The long-anticipated report of the Commission on Justice in Wales has been published and, as expected, its recommendations are both wide-ranging and ambitious. They include that justice be fully devolved so that the National Assembly for Wales can pass legislation on justice related matters, and executive powers in relation to justice pass to the Welsh Ministers. The Commission’s recommendations, if implemented in full, would result in major reform of the justice system in Wales.
Once devolution is achieved, the report recommends that a High Court and Court of Appeal of Wales should be established and a Welsh Courts and Tribunal Service developed. Another key recommendation is that a separate Welsh legal jurisdiction is created, to reflect the growing body of Welsh law and the growing divergence between the law in Wales and the law in England. However, the report recommends that the current system of legal practitioners being able to practise in England and Wales, and the legal professions being regulated jointly should continue. This might allay concerns expressed previously over a possible exodus of practitioners if the systems were to separate.
Full devolution of justice, the creation of a separate Welsh legal jurisdiction and the creation of a Welsh Courts and Tribunal Service would have a significant impact in establishing an identifiable justice system specific to Wales. However, reform on this scale would require acceptance by the Welsh Ministers, negotiation with the UK Government and Parliamentary time to pass the necessary legislation. It is therefore difficult to speculate as to how quickly this could be progressed, although the First Minister has already warmly embraced the Report and started implementing some of its recommendations. In particular, he has established a new justice committee of his Cabinet with responsibility for acting on the Commission’s recommendations.
The Commission has also recommended the establishment of a Law Council of Wales as soon as possible, to have responsibility for promoting legal education and awareness of Welsh law, ensuring proper provision for teaching the law in Welsh and assisting students in their education and training as future practitioners. It is proposed that the Council should comprise a senior Welsh judge, the President of Welsh Tribunals, three representatives of the legal profession, heads of law schools, a lay representative with experience of business and legal affairs, the Counsel General and a representative from each of the Legal Wales Foundation, the Law Commission and the Judicial College. It is recommended that the Council should have its own secretariat and the Commission expects this to be funded jointly by law schools and the professions. Clearly this will require a commitment from law schools and practitioners but responses to a consultation launched by the Commission in 2018 indicated wide support for the establishment of a Law Council.
The Commission also makes recommendations in several other areas relating to justice in Wales.
The Commission on Justice in Wales is an independent commission, which was appointed by the Welsh Government in 2017 and given the task of reviewing the operation of the justice system in Wales and setting a long-term vision for its future.
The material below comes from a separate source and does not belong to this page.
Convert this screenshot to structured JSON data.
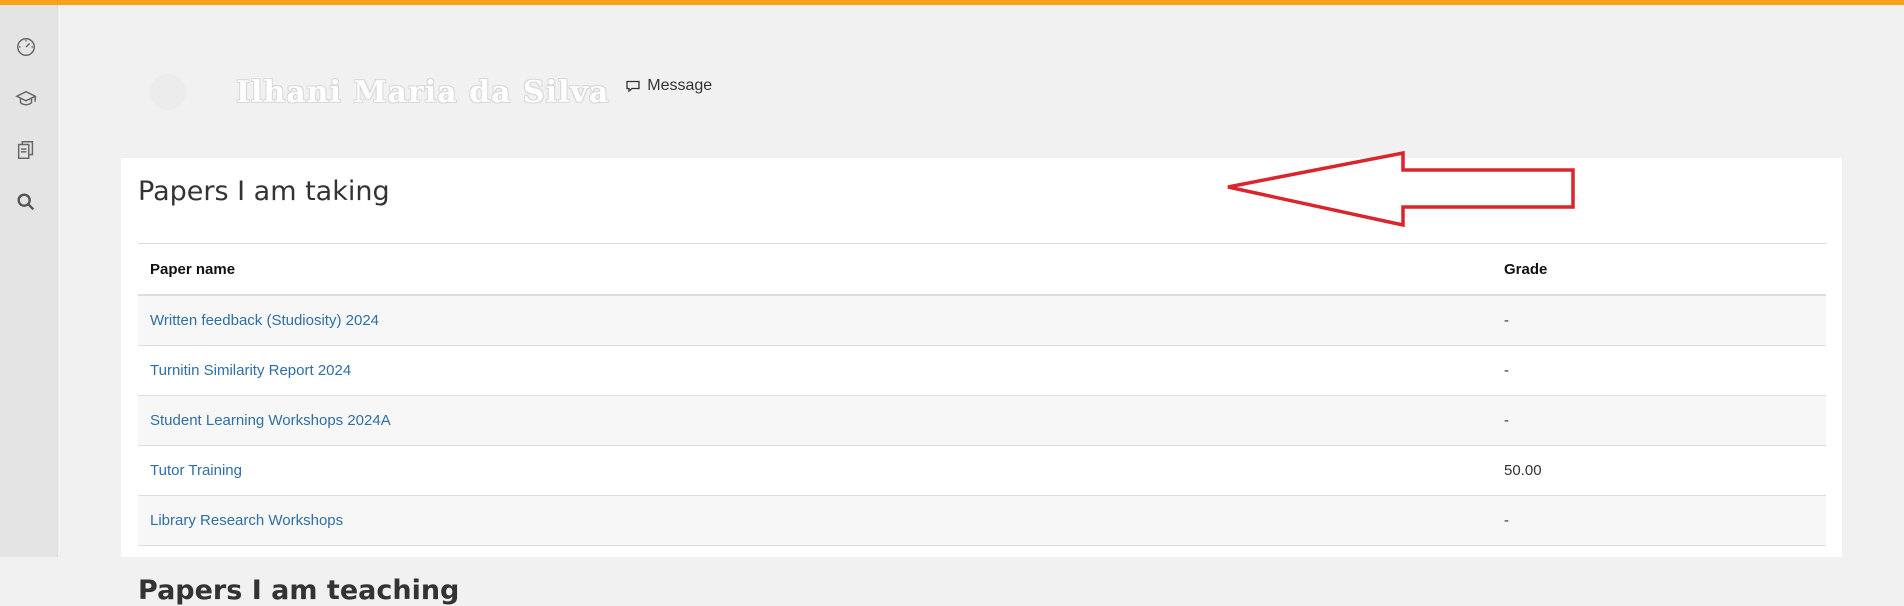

In carrying out this review, the Commission has taken account of the divergence in the law between Wales and England. It has also taken into account the particular approach Wales has to embedding into policy making and delivery long-term considerations such as sustainability and the adoption of rights based in international conventions. As a result of its review, the Commission has concluded that the people of Wales are being let down by the current justice system and do not enjoy the benefits that the people of Scotland, Northern Ireland and England reap as a result of justice in those regions being an integral part of policy making. Many of the Commission’s recommendations are aimed at putting justice at the heart of government and aligning policy and spending on justice with other policies.
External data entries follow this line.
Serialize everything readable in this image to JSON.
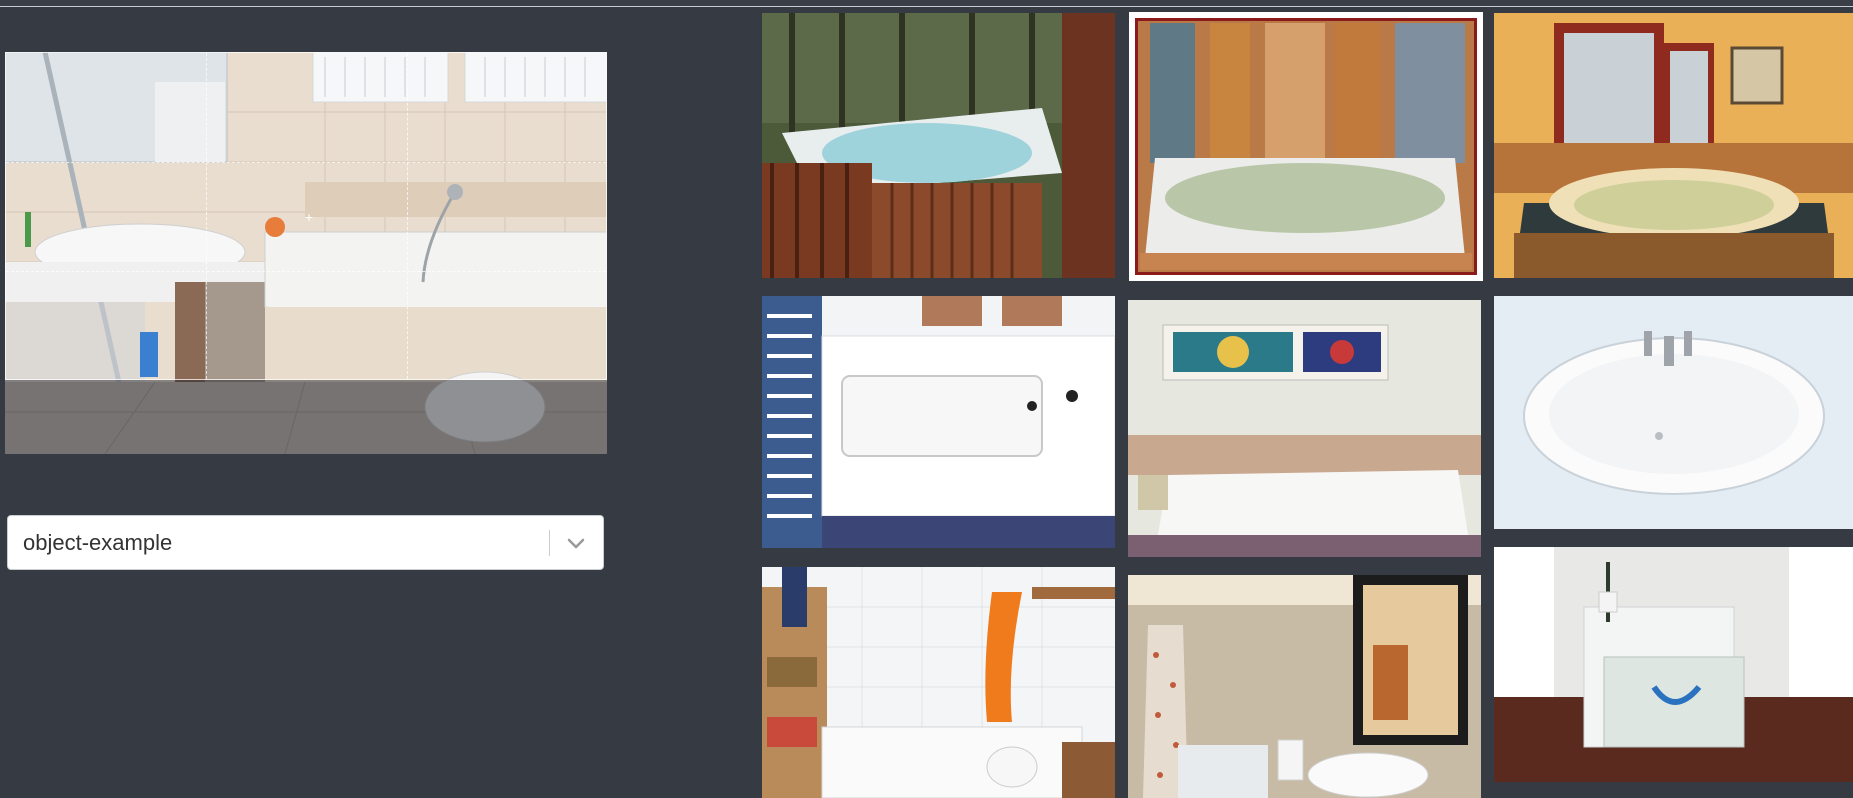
{
  "select": {
    "value": "object-example"
  },
  "editor": {
    "image": "bathroom-with-tub-and-shower"
  },
  "gallery": {
    "thumbnails": [
      {
        "name": "outdoor-hot-tub"
      },
      {
        "name": "indoor-jacuzzi",
        "selected": true
      },
      {
        "name": "corner-whirlpool"
      },
      {
        "name": "walk-in-tub"
      },
      {
        "name": "jetted-tub-stained-glass"
      },
      {
        "name": "oval-drop-in-tub"
      },
      {
        "name": "bathtub-orange-curtain"
      },
      {
        "name": "tub-with-mirror"
      },
      {
        "name": "freestanding-tub"
      }
    ]
  },
  "colors": {
    "background": "#363a42",
    "selected_outline": "#ffffff"
  }
}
Implementation of the Commission’s recommendations would make a significant contribution towards making the justice system more relevant to the needs of people in Wales. The recommendations are ambitious and, in some cases, their implementation would require agreement by the Welsh and UK Governments, new legislation and significant commitment of resources. It may therefore be some time before they can be implemented, if they are implemented at all. Other recommendations, such as the establishment of the proposed Law Council of Wales, could be progressed more easily and quickly.
For further information, please do not hesitate to contact a member of the Geldards Central, Devolved & Local Government Team.
CENTRAL, DEVOLVED & LOCAL GOVERNMENT